◆ **Instructions for the task**
Would you repeat every line of the data exactly?

◆ **Source records**
——————————

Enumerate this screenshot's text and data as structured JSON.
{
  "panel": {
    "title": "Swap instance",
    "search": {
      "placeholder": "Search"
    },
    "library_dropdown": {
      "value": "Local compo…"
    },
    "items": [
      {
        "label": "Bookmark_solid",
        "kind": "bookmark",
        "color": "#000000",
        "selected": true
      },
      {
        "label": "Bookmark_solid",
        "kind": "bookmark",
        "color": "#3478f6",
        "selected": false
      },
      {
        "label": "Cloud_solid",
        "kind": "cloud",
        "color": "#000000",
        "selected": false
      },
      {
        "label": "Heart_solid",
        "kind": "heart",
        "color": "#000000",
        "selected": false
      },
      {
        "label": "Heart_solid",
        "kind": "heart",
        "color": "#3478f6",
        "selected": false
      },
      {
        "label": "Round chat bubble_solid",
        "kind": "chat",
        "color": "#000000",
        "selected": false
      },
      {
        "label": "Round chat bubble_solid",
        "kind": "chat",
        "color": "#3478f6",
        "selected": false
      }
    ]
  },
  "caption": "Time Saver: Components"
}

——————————

◆ **Solved problem**
Enumerate this screenshot's text and data as structured JSON.
{
  "panel": {
    "title": "Swap instance",
    "search": {
      "placeholder": "Search"
    },
    "library_dropdown": {
      "value": "Local compo…"
    },
    "items": [
      {
        "label": "Bookmark_solid",
        "kind": "bookmark",
        "color": "#000000",
        "selected": true
      },
      {
        "label": "Bookmark_solid",
        "kind": "bookmark",
        "color": "#3478f6",
        "selected": false
      },
      {
        "label": "Cloud_solid",
        "kind": "cloud",
        "color": "#000000",
        "selected": false
      },
      {
        "label": "Heart_solid",
        "kind": "heart",
        "color": "#000000",
        "selected": false
      },
      {
        "label": "Heart_solid",
        "kind": "heart",
        "color": "#3478f6",
        "selected": false
      },
      {
        "label": "Round chat bubble_solid",
        "kind": "chat",
        "color": "#000000",
        "selected": false
      },
      {
        "label": "Round chat bubble_solid",
        "kind": "chat",
        "color": "#3478f6",
        "selected": false
      }
    ]
  },
  "caption": "Time Saver: Components"
}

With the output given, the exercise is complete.